My first thought is to think of this as a tree structure.
Not that my first thoughts are always right ...
Suppose you have a hash of root tree nodes. The key to the
root node hash is one of your matches. Each node is itself
a hash, containing several things: The line number, a
(possibly undefined) reference to the next node in the
tree, and anything else you may need. As you parse each
element (each line), you take each match of that element
and look it up by starting at the top of the tree: You do
a lookup in the root node hash. If you find a hit, you
follow the next node references down to the end, and add a
new node. If you don't find a hit, you add a new element
to the root hash. I believe this could also be optmized by
keeping a last node hash.

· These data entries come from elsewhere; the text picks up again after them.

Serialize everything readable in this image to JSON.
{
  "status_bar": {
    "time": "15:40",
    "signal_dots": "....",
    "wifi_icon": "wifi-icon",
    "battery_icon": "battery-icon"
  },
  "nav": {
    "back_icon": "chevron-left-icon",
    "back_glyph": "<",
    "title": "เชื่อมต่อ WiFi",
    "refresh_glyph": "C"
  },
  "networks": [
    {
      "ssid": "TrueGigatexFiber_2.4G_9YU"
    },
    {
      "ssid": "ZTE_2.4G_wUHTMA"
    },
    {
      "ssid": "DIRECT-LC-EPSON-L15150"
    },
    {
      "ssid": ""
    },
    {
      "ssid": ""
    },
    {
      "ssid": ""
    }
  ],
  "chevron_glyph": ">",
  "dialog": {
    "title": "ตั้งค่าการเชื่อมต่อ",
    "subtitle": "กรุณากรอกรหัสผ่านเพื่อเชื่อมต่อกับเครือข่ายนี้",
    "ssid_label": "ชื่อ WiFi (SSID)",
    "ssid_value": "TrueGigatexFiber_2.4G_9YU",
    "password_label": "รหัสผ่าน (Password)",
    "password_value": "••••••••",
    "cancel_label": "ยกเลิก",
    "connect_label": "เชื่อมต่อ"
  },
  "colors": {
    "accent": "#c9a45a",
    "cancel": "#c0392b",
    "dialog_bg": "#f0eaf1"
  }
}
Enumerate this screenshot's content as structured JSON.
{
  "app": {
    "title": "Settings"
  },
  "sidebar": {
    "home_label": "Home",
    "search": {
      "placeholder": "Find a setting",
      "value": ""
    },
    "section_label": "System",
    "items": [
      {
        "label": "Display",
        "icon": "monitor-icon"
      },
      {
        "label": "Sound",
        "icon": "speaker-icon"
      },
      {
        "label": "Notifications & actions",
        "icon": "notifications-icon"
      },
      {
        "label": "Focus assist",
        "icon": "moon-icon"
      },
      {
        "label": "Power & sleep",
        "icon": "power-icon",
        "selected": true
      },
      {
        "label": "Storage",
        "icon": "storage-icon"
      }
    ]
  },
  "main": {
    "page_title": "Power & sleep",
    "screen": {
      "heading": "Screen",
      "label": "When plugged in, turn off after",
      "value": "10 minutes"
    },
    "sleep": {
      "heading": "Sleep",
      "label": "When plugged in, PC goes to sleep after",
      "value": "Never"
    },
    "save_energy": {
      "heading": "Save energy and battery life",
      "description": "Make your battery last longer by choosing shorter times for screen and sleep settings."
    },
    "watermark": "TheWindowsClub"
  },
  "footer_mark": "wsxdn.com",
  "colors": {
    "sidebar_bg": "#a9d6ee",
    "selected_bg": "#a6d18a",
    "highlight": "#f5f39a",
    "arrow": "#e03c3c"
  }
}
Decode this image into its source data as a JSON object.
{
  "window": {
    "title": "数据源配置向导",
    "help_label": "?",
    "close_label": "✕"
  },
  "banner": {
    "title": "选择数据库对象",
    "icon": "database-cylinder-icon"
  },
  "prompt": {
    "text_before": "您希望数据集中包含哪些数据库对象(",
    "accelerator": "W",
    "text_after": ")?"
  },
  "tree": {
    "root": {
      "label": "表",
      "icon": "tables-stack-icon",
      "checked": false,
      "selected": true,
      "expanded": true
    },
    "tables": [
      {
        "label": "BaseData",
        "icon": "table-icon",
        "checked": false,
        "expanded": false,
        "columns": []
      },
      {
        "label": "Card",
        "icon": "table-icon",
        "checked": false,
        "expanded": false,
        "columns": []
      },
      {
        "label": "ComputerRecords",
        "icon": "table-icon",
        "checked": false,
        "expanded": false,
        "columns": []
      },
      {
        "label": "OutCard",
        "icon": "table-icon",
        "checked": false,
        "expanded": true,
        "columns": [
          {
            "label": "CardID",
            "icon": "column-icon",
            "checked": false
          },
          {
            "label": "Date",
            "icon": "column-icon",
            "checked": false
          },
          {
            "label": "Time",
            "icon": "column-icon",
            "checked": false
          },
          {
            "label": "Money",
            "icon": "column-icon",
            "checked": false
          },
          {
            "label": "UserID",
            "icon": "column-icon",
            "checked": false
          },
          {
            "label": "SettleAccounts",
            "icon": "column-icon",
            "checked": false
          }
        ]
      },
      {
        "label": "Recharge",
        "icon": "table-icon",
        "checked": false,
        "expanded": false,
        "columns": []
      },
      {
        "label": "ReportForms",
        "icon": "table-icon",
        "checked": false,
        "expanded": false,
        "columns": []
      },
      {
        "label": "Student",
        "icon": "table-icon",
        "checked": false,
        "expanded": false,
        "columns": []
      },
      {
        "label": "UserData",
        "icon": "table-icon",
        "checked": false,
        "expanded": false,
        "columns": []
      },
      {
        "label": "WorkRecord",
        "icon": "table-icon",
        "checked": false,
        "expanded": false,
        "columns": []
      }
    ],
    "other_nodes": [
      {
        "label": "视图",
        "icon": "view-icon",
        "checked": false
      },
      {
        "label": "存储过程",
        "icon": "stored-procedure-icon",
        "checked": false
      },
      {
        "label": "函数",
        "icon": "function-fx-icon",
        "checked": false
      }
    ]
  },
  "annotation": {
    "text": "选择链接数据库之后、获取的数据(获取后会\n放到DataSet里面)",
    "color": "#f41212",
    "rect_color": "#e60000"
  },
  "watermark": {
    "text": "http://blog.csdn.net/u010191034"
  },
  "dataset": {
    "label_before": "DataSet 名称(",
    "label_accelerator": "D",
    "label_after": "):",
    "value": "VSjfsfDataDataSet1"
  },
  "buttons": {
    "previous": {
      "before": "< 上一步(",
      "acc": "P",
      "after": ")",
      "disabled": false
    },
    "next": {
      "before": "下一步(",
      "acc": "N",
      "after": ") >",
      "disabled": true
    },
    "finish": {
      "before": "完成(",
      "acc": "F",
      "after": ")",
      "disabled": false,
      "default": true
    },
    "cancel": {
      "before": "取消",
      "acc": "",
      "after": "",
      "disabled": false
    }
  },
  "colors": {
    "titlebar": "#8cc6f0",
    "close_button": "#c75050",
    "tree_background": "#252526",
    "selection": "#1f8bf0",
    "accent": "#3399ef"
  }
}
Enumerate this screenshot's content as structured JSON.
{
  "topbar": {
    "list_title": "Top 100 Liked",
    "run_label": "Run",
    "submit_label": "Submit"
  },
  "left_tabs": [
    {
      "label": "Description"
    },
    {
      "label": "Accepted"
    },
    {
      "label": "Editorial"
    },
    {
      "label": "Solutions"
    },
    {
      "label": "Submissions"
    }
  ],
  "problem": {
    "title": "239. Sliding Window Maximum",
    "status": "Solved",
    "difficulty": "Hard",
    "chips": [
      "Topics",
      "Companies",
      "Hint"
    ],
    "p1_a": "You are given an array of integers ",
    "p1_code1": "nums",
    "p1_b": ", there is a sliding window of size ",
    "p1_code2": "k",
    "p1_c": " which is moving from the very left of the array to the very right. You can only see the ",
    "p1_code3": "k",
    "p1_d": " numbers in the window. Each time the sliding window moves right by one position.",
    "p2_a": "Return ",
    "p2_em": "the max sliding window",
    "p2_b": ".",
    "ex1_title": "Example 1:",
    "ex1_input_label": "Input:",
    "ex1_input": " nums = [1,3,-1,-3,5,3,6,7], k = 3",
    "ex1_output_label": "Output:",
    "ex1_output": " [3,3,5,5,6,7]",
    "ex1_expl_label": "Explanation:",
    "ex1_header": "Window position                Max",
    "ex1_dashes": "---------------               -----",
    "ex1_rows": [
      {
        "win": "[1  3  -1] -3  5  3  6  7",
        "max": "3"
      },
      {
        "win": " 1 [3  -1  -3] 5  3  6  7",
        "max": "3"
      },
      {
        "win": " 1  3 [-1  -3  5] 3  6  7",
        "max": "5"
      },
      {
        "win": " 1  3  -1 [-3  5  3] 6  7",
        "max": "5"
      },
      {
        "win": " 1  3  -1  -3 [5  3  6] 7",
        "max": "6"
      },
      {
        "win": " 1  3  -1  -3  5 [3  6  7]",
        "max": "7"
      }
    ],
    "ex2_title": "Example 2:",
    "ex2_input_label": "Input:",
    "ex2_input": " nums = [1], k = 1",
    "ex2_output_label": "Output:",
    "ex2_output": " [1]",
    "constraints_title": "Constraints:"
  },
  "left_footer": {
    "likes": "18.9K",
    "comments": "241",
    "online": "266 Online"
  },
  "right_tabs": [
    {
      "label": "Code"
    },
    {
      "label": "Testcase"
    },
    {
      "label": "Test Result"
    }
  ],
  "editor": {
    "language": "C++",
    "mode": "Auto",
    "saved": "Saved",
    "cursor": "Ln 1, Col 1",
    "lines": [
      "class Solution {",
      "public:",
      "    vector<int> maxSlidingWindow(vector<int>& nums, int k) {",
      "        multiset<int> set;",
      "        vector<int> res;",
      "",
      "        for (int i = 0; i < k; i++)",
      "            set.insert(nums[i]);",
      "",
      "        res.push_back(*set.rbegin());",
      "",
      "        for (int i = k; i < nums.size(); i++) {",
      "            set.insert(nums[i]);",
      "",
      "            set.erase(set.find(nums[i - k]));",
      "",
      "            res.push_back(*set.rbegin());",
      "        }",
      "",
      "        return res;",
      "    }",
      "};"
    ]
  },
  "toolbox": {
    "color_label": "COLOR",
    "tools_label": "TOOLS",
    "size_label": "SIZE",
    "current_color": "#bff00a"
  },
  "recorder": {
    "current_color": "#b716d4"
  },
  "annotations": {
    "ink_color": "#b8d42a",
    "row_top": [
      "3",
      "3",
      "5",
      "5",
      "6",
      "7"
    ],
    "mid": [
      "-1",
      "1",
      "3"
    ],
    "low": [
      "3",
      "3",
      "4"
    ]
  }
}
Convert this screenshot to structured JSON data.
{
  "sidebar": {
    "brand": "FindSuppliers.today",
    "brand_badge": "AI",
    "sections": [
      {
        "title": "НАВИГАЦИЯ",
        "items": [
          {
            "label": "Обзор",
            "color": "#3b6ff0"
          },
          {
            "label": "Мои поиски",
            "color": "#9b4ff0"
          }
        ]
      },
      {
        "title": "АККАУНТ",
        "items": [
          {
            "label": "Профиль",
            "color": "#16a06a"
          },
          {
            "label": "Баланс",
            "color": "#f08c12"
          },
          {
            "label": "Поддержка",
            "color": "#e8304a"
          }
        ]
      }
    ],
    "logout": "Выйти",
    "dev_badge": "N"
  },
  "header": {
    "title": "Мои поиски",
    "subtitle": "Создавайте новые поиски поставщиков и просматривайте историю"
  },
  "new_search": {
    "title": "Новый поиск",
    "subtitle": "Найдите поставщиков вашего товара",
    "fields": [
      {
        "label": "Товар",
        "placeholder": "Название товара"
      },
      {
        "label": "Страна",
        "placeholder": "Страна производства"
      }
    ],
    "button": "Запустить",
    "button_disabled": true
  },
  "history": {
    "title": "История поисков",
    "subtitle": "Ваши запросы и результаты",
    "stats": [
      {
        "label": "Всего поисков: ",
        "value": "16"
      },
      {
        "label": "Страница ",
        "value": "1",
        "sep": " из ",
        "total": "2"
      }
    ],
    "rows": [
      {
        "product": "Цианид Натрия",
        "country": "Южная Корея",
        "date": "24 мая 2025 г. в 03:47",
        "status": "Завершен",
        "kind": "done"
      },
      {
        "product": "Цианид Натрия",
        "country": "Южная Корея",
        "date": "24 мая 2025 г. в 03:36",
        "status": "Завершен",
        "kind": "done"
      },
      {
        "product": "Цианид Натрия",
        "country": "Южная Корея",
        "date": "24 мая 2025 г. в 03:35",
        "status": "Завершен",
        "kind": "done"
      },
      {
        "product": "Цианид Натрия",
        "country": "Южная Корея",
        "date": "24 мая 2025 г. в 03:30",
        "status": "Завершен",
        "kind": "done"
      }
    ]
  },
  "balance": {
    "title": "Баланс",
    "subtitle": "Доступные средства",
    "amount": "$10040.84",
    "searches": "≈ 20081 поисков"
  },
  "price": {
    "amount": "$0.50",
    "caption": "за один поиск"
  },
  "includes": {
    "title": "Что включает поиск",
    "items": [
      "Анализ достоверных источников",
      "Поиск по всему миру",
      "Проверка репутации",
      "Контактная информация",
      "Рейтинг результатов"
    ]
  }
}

To get your relationships, you
traverse each root node down when you're done.
Update: Actually, I'm not sure this truly handles all
the relationships that elegantly. At a minimum, each node
would have to be an array of other (sub)nodes to get all
the relationships. It seems like there should be a simpler
way to do that.